“The Prophet PBUH said, “Consult your conscience. The virtue is that which your soul feels at ease, sin is that which causes agitation in your soul.” – Ahmad, Al-Mundhiri An-Nawawi, and others

As a Muslim woman not wearing the hijab, I really admire my fellow hijabi travellers. In this world, we are up against a lot of tests and trials from the Almighty. This is especially true during these times of increasing anti-Islamic sentiments in all corners of the globe. Whether you choose to continue wearing the hijab or not on your travels, I’m certain that it is a tough decision to make.

Brand Managers!

Want to see your brand or business in this story?

Talk to us now

Subscribe our Newsletter

Get our weekly tips and travel news!

Recommended Articles

  • 10 Hidden Gems of Sabah, Malaysia

    Besides mountains, Sabah has so much to offer its visitors from vast clear blue waters to rare native wildlife. You will never be bored when you visit this hidden gem of Malaysia.

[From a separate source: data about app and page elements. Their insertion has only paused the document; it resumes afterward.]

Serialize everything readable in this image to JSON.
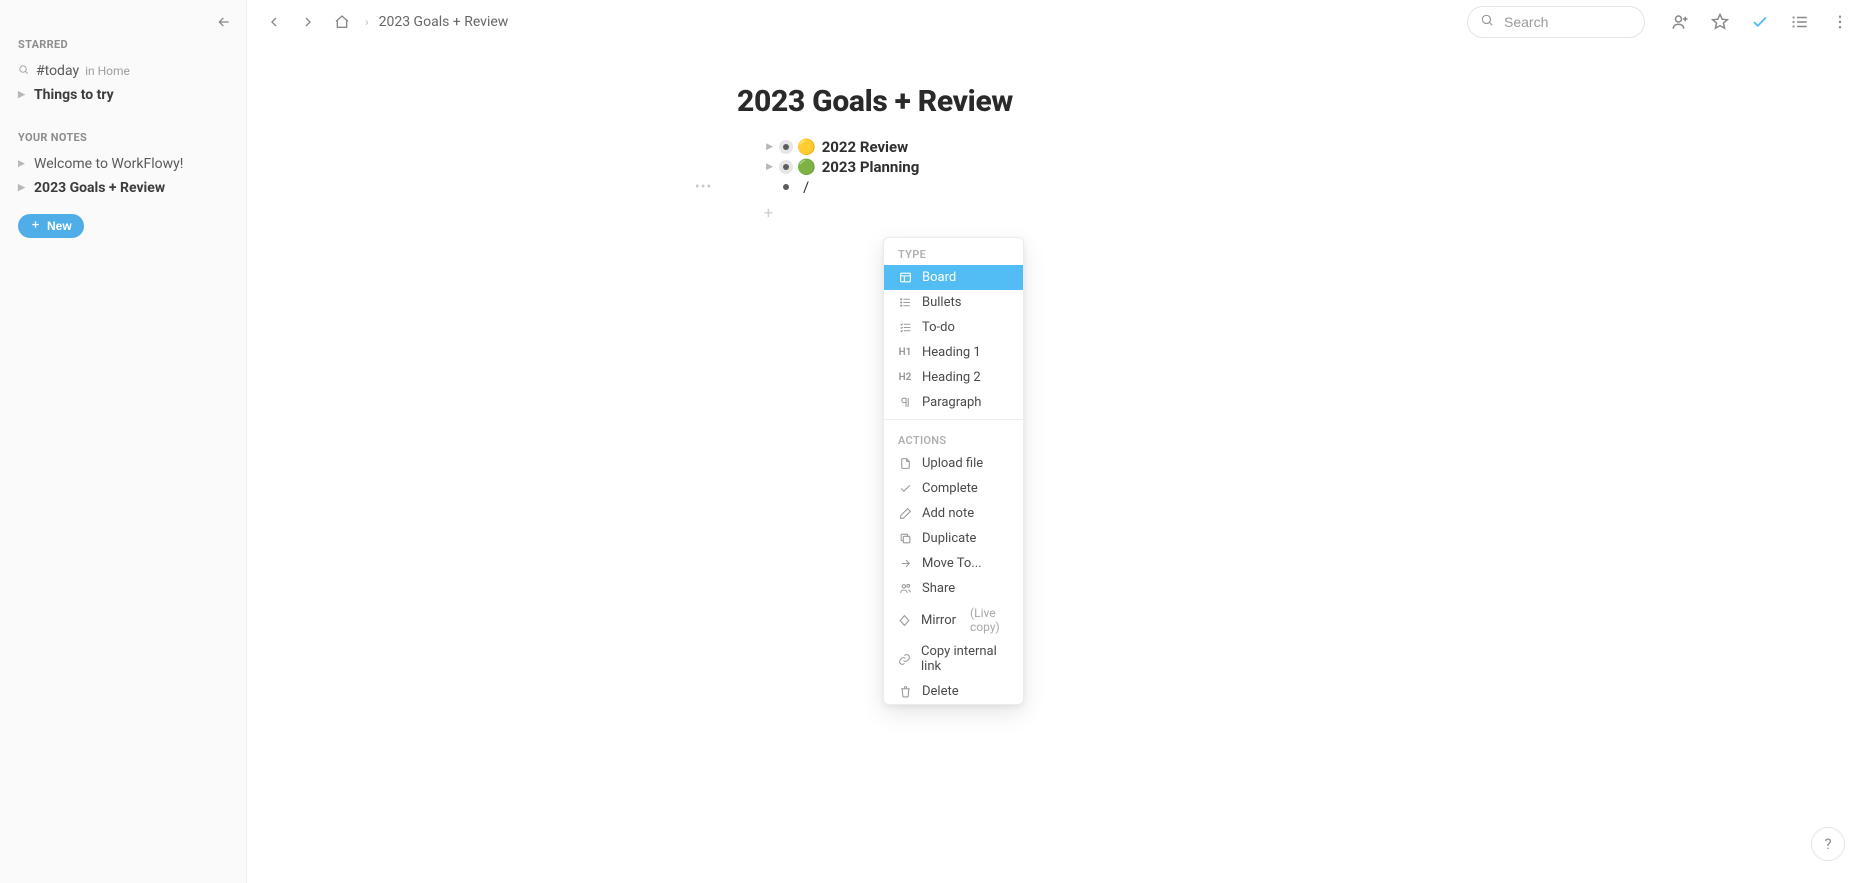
{
  "sidebar": {
    "starred_label": "STARRED",
    "today": {
      "tag": "#today",
      "in_label": "in Home"
    },
    "things_to_try": "Things to try",
    "your_notes_label": "YOUR NOTES",
    "notes": [
      {
        "label": "Welcome to WorkFlowy!"
      },
      {
        "label": "2023 Goals + Review"
      }
    ],
    "new_label": "New"
  },
  "topbar": {
    "breadcrumb": "2023 Goals + Review",
    "search_placeholder": "Search"
  },
  "doc": {
    "title": "2023 Goals + Review",
    "items": [
      {
        "emoji": "🟡",
        "label": "2022 Review"
      },
      {
        "emoji": "🟢",
        "label": "2023 Planning"
      }
    ],
    "slash_input": "/"
  },
  "popup": {
    "type_label": "TYPE",
    "types": [
      {
        "label": "Board",
        "icon": "board",
        "selected": true
      },
      {
        "label": "Bullets",
        "icon": "bullets"
      },
      {
        "label": "To-do",
        "icon": "todo"
      },
      {
        "label": "Heading 1",
        "icon": "H1"
      },
      {
        "label": "Heading 2",
        "icon": "H2"
      },
      {
        "label": "Paragraph",
        "icon": "paragraph"
      }
    ],
    "actions_label": "ACTIONS",
    "actions": [
      {
        "label": "Upload file",
        "icon": "file"
      },
      {
        "label": "Complete",
        "icon": "check"
      },
      {
        "label": "Add note",
        "icon": "pencil"
      },
      {
        "label": "Duplicate",
        "icon": "duplicate"
      },
      {
        "label": "Move To...",
        "icon": "arrow"
      },
      {
        "label": "Share",
        "icon": "people"
      },
      {
        "label": "Mirror",
        "icon": "diamond",
        "hint": "(Live copy)"
      },
      {
        "label": "Copy internal link",
        "icon": "link"
      },
      {
        "label": "Delete",
        "icon": "trash"
      }
    ]
  },
  "help_label": "?"
}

  • 10 Muslim-Friendly Islands in Indonesia

    Many travellers have either been to Bali and Lombok, or are planning a trip there – they are the most popular tourist destinations for Muslim and non-Muslim alike. . While these islands are tourist-friendly and especially Muslim-friendly, there are many other  islands in Indonesia that are just as beautiful and have lots to offer. Check […]

  • 13 Best Mosques Around The World

    Best Mosques Around The World – With so many mosques all over the world, most of those that we are used to seeing have the same architectural design, with minarets and other symbolic traditional elements. However, all around the world, the thought put into designing mosques are ever-changing – some with out-of-this-world creative outcomes, while […]

Latest Articles